With its heavy armour, the Matilda II was an excellent infantry support tank but with somewhat limited speed and armament. It was the only British tank to serve from the start of the war to its end, although it is particularly associated with the North Africa Campaign. It was replaced in front-line service by the lighter and less costly Infantry Tank Mk III Valentine beginning in late 1941.
This model is an SDD white metal kit that I bought in the 1990s.
Tiger I is the common name of a German heavy tank used in World War II, developed in 1942. The final official German designation was Panzerkampfwagen Tiger Ausf. E, often shortened to Tiger. It was an answer to the unexpectedly formidable Soviet armour encountered in the initial months of Operation Barbarossa, particularly the T-34 and the KV-1. The Tiger I design gave the Wehrmacht its first tank mounting the 88 mm gun, which had previously demonstrated its effectiveness against both air and ground targets. During the course of the war, the Tiger I saw combat on all German battlefronts. It was usually deployed in independent tank battalions, which proved to be quite formidable..
The Bedford OY is an army lorry built by Bedford for the British Armed Forces and introduced in 1939. It was based on Bedford’s O-series commercial vehicles with a modified front end and single rear tyres. The OXD was a general service vehicle, a short-wheelbase version of the OY, designed for a 30 cwt (1.5 ton) payload.
This is a photograph of a Bedford OXD in German army service in Hungary. So I was thinking I could paint it in this style.
This is an SDD model I bought in the 1990s.
It comprises three parts in white metal.
After cleaning the castings the model will be stuck together and undercoated.
This is a laser-cut mdf building from 4Ground for Great Escape Games’ Dead Man’s Hand set of rules.
When a camp town started becoming more prosperous the residents would start producing town buildings, these were often frame buildings in which the timber frame was built as a shell and then the rest of the building was built in and around it.

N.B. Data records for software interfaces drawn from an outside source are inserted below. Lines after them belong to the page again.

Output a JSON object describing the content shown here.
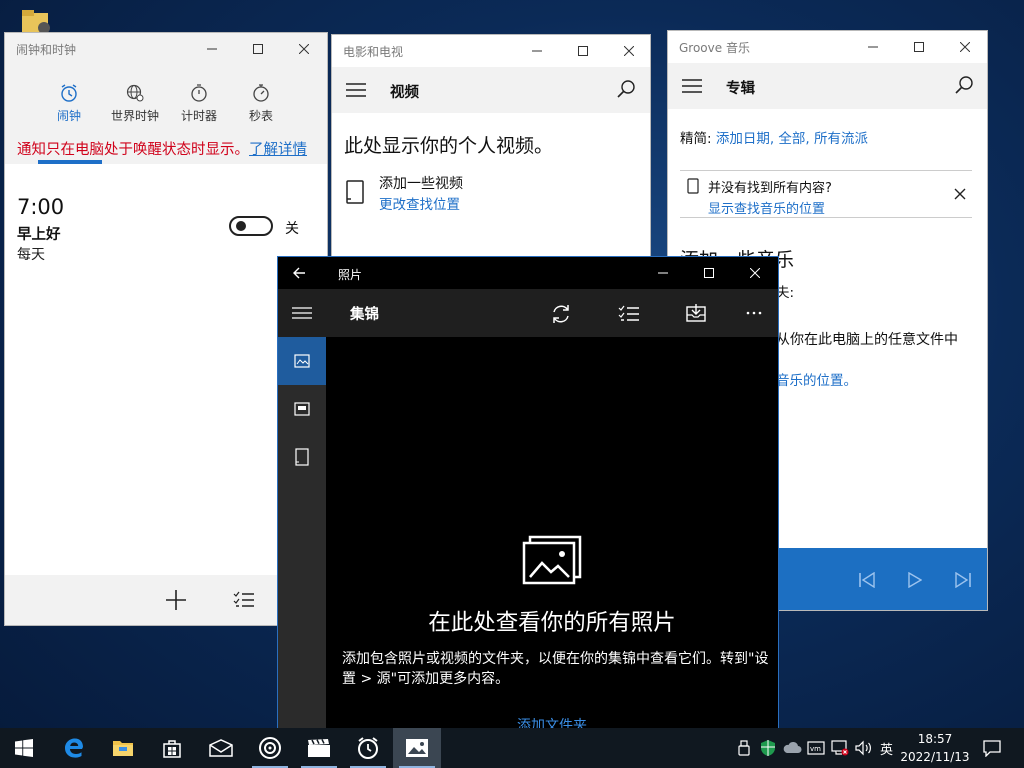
{
  "alarms_window": {
    "title": "闹钟和时钟",
    "tabs": [
      {
        "label": "闹钟",
        "icon": "alarm-clock-icon",
        "active": true
      },
      {
        "label": "世界时钟",
        "icon": "globe-icon"
      },
      {
        "label": "计时器",
        "icon": "stopwatch-icon"
      },
      {
        "label": "秒表",
        "icon": "stopwatch-icon"
      }
    ],
    "notice": "通知只在电脑处于唤醒状态时显示。",
    "notice_link": "了解详情",
    "alarm": {
      "time": "7:00",
      "name": "早上好",
      "repeat": "每天",
      "state_label": "关"
    }
  },
  "movies_window": {
    "title": "电影和电视",
    "section": "视频",
    "heading": "此处显示你的个人视频。",
    "add_label": "添加一些视频",
    "change_location_link": "更改查找位置"
  },
  "groove_window": {
    "title": "Groove 音乐",
    "section": "专辑",
    "filter_prefix": "精简: ",
    "filter_value": "添加日期, 全部, 所有流派",
    "question": "并没有找到所有内容?",
    "question_link": "显示查找音乐的位置",
    "add_heading": "添加一些音乐",
    "partial_text_1": "夫:",
    "partial_text_2": "从你在此电脑上的任意文件中",
    "partial_link": "音乐的位置。"
  },
  "photos_window": {
    "title": "照片",
    "section": "集锦",
    "heading": "在此处查看你的所有照片",
    "description": "添加包含照片或视频的文件夹，以便在你的集锦中查看它们。转到\"设置 > 源\"可添加更多内容。",
    "add_folder_link": "添加文件夹"
  },
  "taskbar": {
    "apps": [
      "start",
      "edge",
      "file-explorer",
      "store",
      "mail",
      "groove",
      "movies",
      "alarms",
      "photos"
    ],
    "ime": "英",
    "time": "18:57",
    "date": "2022/11/13"
  },
  "colors": {
    "accent": "#1e6fc8",
    "notice_red": "#d0021b",
    "groove_player": "#1c6fc2",
    "photos_active": "#1f5c9e"
  }
}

This was easiest to do in areas with large amounts of lumber (or easy access to it by railroad). Many towns would have this kind of building almost under constant construction at one location or another as the towns grew.
These buildings make great terrain pieces as they can provide cover without blocking line of sight.
This is just the skeleton of a house.
You do need to take care pressing this out, as it is a little more delicate than those models with complete walls.
I would say the roof is very challenging, so take your time and it can’t be rushed.
The Corner Bakery is a great piece of terrain to enhance your battle board. It comes pre-painted with 4Ground Base paints with high levels of internal detail as well as shop specific signage and acetate shop windows.
Each floor is removable allowing access to each one and the different rooms usable doors. To keep the floors in place there are little locking lugs in each corner. The external walls are rendered with cracked detailing and acetate window.
The model comes as flat pieces of coloured MDF which has been laser cut. Having put most of it together, I went ahead and finished it.
There are lots of details and depth to the models. The instructions are clear and the model is easy to assemble.
The model has separate floors allowing models to be placed inside the building.
As you can see the model’s pre-coloured MDF does make these stand out and quick to put onto the table.
In the end I found the model challenging to keep together as separate floors so I removed the lugs and stuck the whole building together.
I have added glazing to the windows and used the included posters on the wall.
I quite liked how the signage which comes with the model includes English signs, Operational Sealion anyone? Or what about a 1930s VBCW scenario? Though of course the building is quite continental in appearance.